Judge Raymond A. Batten denied defendant's PCR application. The judge correctly determined that the Supreme Court's decision in State v. Bellamy, 178 N.J. 127 (2003), provided no basis for the relief sought by defendant. On April 12, 2006, the judge entered an order that denied the petition and this appeal ensued.
Defendant raises the following point on appeal:
THE LOWER COURT SHOULD HAVE GRANTED THE DEFENDANT'S PETITION FOR POST CONVICTION RELIEF AND ALLOWED THE DEFENDANT TO MOVE TO WITHDRAW HIS GUILTY PLEA BECAUSE FUNDAMENTAL FAIRNESS REQUIRES THAT THE DEFEENDANT KNOW THE CONSEQUENCES OF HIS PLEA PRIOR TO THE TRIAL COURT'S ACCEPTANCE AND BECAUSE THE LIMITED RETROACTIVITY RULE OF STATE V. BELLAMY,  VIOLATED THE DEFENDANT'S CONSTITUTIONAL GUARANTEE TO EQUAL PROTECTION.
After careful consideration of defendant's argument, we affirm substantially for the reasons set forth in Judge Batten's oral opinion of March 29, 2006. We add only these comments.
In Bellamy, the Court held that fundamental fairness required that a defendant be advised of the possibility of involuntary civil commitment under the SVPA prior to entering a guilty plea to one of its predicate crimes.
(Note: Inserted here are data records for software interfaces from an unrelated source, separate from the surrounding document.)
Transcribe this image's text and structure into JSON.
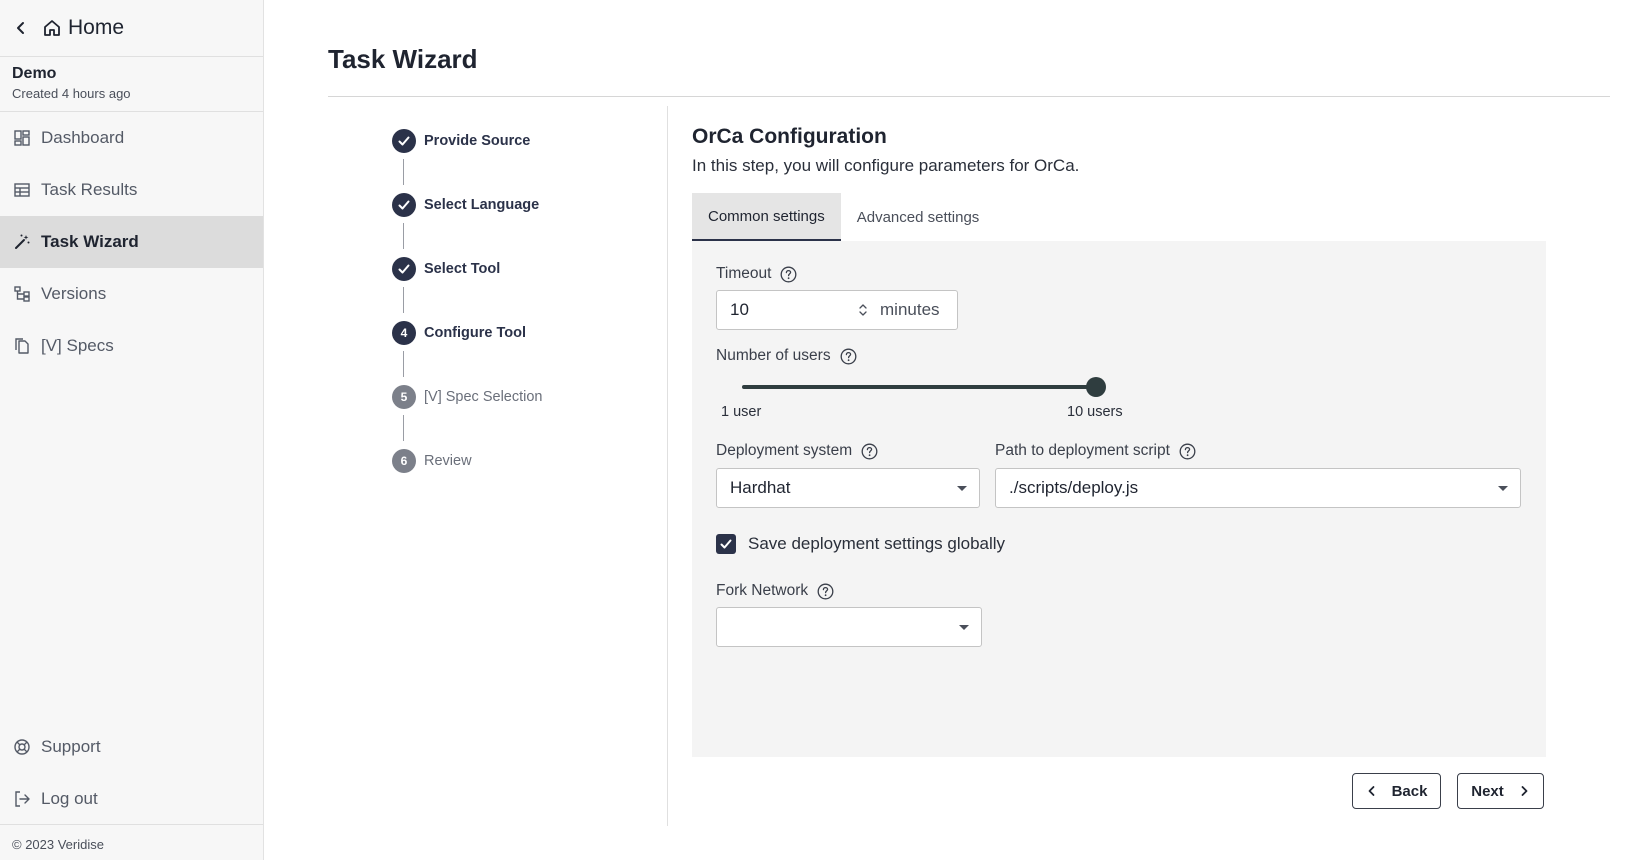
{
  "sidebar": {
    "home_label": "Home",
    "project": {
      "name": "Demo",
      "created": "Created 4 hours ago"
    },
    "items": [
      {
        "label": "Dashboard",
        "icon": "dashboard-icon"
      },
      {
        "label": "Task Results",
        "icon": "table-icon"
      },
      {
        "label": "Task Wizard",
        "icon": "wand-icon",
        "active": true
      },
      {
        "label": "Versions",
        "icon": "tree-icon"
      },
      {
        "label": "[V] Specs",
        "icon": "files-icon"
      }
    ],
    "bottom_items": [
      {
        "label": "Support",
        "icon": "lifebuoy-icon"
      },
      {
        "label": "Log out",
        "icon": "logout-icon"
      }
    ],
    "footer": "© 2023 Veridise"
  },
  "page": {
    "title": "Task Wizard"
  },
  "steps": [
    {
      "number": "1",
      "label": "Provide Source",
      "status": "done"
    },
    {
      "number": "2",
      "label": "Select Language",
      "status": "done"
    },
    {
      "number": "3",
      "label": "Select Tool",
      "status": "done"
    },
    {
      "number": "4",
      "label": "Configure Tool",
      "status": "current"
    },
    {
      "number": "5",
      "label": "[V] Spec Selection",
      "status": "pending"
    },
    {
      "number": "6",
      "label": "Review",
      "status": "pending"
    }
  ],
  "config": {
    "title": "OrCa Configuration",
    "description": "In this step, you will configure parameters for OrCa.",
    "tabs": [
      {
        "label": "Common settings",
        "active": true
      },
      {
        "label": "Advanced settings",
        "active": false
      }
    ],
    "timeout": {
      "label": "Timeout",
      "value": "10",
      "unit": "minutes"
    },
    "users": {
      "label": "Number of users",
      "min_label": "1 user",
      "max_label": "10 users",
      "min": 1,
      "max": 10,
      "value": 10
    },
    "deployment_system": {
      "label": "Deployment system",
      "value": "Hardhat"
    },
    "deployment_script": {
      "label": "Path to deployment script",
      "value": "./scripts/deploy.js"
    },
    "save_globally": {
      "label": "Save deployment settings globally",
      "checked": true
    },
    "fork_network": {
      "label": "Fork Network",
      "value": ""
    }
  },
  "buttons": {
    "back": "Back",
    "next": "Next"
  },
  "colors": {
    "primary": "#2b3249",
    "panel": "#f4f4f4",
    "sidebar_active": "#dcdcdc"
  }
}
Bellamy, supra, 178 N.J. at 138. If a defendant had not been so advised, he would be permitted to withdraw his guilty plea and proceed to trial. Id. at 140. However, the Court limited the retroactive effect of its decision to "this case and those cases pending in which the defendant has not yet exhausted all avenues of direct review." Id. at 143.
Defendant asks us to avoid the limits of the Supreme Court's decision by claiming Bellamy's "pipeline retroactivity" violates his "constitutional guarantee to equal protection." He argues that Bellamy created "two classes of defendants, those who can move to withdraw a plea and those who cannot."
We conclude defendant's argument misapprehends Bellamy's basic holding. The Court only held that those defendants who could have been advised of the potential for civil commitment by pleading guilty to certain crimes, and were not so advised, had the right to retract their guilty pleas and proceed to trial. Among that universe of potential defendants, only those whose direct appeals were not exhausted were held to be within Bellamy's limited retroactive reach.
Defendant herein, however, could not have been advised of the potential for civil commitment at the time he entered his guilty plea because the SVPA would not be enacted for more than a decade thereafter. Therefore, even if we accept defendant's argument that Bellamy created two classes of defendants, the fact remains that he belongs to neither.
Defendant's real argument, as Judge Batten noted, is with the application of the SVPA to defendants, like himself, who pled guilty prior to its enactment. That issue, however, has been decided long ago. See In Re J.H.M., 367 N.J. Super. 599, 608 (App. Div. 2003), certif. denied, 179 N.J. 312 (2004)(rejecting any ex post facto challenge to the SVPA because commitment under the statute is civil and not penal in nature).
Another reason why we reject defendant's invitation to expand Bellamy's reach is the Court's express conclusion "that full retroactivity . . . would have a disruptive effect on the administration of justice." Id. at 142. We are bound by the decisions of the Supreme Court and are not free to ignore them or create a "drastic change in the law." Rodriguez v. Cordasco, 279 N.J. Super. 396, 405 (App. Div.), certif. denied, 142 N.J. 451 (1995). Defendant exhausted his rights to direct appeal long ago. Therefore, the relief accorded by Bellamy simply does not apply to him.